When policymakers discuss health care, they often talk about “bending the cost curve” rather than “cutting costs.” That’s because costs have increased so much, for so long, and seemingly so inevitably, that anything beyond “bending” sounds unrealistic.
In recent days, Arkansas has made two announcements indicating it actually is bending the cost curve, at least temporarily. In fact, in one way it even cut costs.
On Friday, the Arkansas Insurance Department announced next year’s rate increase requests made by insurers on the insurance exchange. That’s the online marketplace for individuals and small businesses created by the Affordable Care Act, otherwise known as Obamacare. It’s where I buy my family’s insurance.
The requests were notably low. Blue Cross, the largest insurer with 186,510 affected lives, requested a 4.4 percent increase. Ambetter, which covers 85,373 people, asked for 4.6 percent. Qualchoice, which covers about 31,000 between its two plans, requested 1.5 percent for one plan and 1.06 percent for the other.
In comparison, Blue Cross last year raised its rates 14.2 percent, while Ambetter’s increase was 21.4 and Qualchoice’s plans both increased about 25 percent.
Again, we’re bending the cost curve, not cutting costs. This year’s requests are all increases, and all of them but Qualchoice’s are higher than the overall inflation rate. Even this is unsustainable if it continues indefinitely.

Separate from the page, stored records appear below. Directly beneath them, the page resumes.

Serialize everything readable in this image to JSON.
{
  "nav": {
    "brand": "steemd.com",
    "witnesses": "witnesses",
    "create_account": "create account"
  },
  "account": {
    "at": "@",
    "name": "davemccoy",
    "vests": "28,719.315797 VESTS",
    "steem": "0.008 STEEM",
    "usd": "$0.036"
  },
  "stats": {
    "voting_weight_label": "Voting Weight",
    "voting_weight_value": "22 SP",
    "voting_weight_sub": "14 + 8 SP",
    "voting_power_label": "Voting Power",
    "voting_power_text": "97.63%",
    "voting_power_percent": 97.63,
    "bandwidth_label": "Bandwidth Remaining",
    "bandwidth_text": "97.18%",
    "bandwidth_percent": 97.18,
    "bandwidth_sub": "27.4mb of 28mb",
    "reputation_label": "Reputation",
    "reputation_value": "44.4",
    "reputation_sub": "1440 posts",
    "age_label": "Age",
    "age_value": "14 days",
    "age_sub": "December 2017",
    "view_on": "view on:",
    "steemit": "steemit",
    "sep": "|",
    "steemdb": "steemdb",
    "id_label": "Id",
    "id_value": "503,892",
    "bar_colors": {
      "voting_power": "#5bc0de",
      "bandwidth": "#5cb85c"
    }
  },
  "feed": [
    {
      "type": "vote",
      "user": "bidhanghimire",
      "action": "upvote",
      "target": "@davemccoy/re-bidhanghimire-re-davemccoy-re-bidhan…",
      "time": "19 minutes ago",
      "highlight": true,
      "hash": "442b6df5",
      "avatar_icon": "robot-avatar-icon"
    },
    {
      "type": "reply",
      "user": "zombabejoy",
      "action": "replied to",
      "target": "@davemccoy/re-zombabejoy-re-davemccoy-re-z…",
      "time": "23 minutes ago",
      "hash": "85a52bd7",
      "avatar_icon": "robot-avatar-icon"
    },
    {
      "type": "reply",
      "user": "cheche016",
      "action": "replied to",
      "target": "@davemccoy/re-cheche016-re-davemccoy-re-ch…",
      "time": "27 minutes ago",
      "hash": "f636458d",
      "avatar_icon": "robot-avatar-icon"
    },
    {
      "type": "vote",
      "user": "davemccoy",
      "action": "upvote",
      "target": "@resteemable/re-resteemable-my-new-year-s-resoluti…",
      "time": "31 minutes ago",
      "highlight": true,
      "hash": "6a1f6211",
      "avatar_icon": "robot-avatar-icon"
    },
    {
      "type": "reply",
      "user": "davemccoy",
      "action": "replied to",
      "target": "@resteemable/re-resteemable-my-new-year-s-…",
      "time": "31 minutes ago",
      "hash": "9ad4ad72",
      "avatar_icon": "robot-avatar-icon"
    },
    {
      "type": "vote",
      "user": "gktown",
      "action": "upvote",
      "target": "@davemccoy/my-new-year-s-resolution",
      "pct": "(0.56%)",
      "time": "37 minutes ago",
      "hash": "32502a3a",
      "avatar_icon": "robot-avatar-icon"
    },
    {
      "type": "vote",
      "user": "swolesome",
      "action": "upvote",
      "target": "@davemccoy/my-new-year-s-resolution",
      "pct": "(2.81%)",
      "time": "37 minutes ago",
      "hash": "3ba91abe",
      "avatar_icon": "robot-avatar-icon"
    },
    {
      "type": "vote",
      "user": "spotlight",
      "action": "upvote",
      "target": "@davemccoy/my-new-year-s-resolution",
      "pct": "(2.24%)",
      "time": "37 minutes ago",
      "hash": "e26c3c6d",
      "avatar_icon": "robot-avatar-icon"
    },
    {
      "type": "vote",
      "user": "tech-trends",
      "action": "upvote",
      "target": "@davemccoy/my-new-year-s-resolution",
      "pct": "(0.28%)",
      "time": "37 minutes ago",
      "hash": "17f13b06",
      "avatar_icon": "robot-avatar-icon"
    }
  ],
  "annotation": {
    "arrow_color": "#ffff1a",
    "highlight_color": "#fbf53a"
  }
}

Still, it’s good news. Moreover, Arkansas’ rate increases will probably be among the lowest in the country. In fact, the state’s increases have been lower than the national average in recent years.
One reason is the Arkansas Works program, which uses federal dollars to cover 270,676 Arkansans, as of the beginning of July, on those same insurance plans.
The program was created in 2013. It followed a U.S. Supreme Court ruling that states could choose whether or not to expand their Medicaid populations under Obamacare to cover people with incomes up to 138 percent of the poverty level. Medicaid is a federal-state partnership serving the poor and others. Many Republican-leaning states didn’t expand. Arkansas did. However, instead of just making Medicaid bigger, some Republican legislators and Gov. Mike Beebe’s administration enrolled beneficiaries in private insurance plans. Gov. Asa Hutchinson has embraced the expansion and added a work requirement, calling it Arkansas Works.
The program serves many Arkansans who otherwise would not have insurance, and it also doubles the population on the exchange from about 300,000 to about 600,000. Generally, the more people who are insured, the lower the cost per person because it spreads the risk. It’s especially important to get young and healthy people into the pool, because they don’t require much care. Insurance costs a lot of money if it only covers unhealthy people.
Arkansas Works is an innovative program, but it justifiably has its critics. It’s an expansion of government involvement, and there’s no free lunch. This year, the federal government will pay 94 percent of the cost, totaling about $1.9 billion. That money doesn’t come from the sky; taxpayers provide it. Moreover, that’s the same federal government that’s $21.3 trillion in debt. Arkansas Works is a drop in that bucket, but a bucket is filled drop by drop. Arkansas is responsible for $104 million this year. By 2020, the federal match will drop to 90-10, so Arkansas’ share will increase.
I mentioned two announcements. On July 31, the Department of Human Services said Arkansas’ Medicaid program spent $22 million less in fiscal year 2018 than the year before.
That’s not just bending the cost curve; that’s a cut.
This happened primarily because fewer people are being served by Medicaid, including Arkansas Works. In fact, there were 4,000 fewer covered by Arkansas Works in July than in June. DHS and the Hutchinson administration have made changes to cut costs and improve efficiencies, but a lot of the good news is due to the strong economy. People who have jobs need fewer government services. But the economy won’t be strong forever.
Over the long term, health care costs will increase until the system’s fundamental issues are addressed. There aren’t enough incentives to provide care efficiently. Providers are paid more to treat us than cure us or help us stay well in the first place. Technology and drugs are expensive. Americans have unhealthy lifestyles, and we’re aging as a society.
Until most of those things change, we’ll be talking about bending the cost curve, not cutting costs, most of the time. But for now, this was a good week.
Steve Brawner is a syndicated columnist in Arkansas. Email him at firstname.lastname@example.org. Follow him on Twitter at @stevebrawner.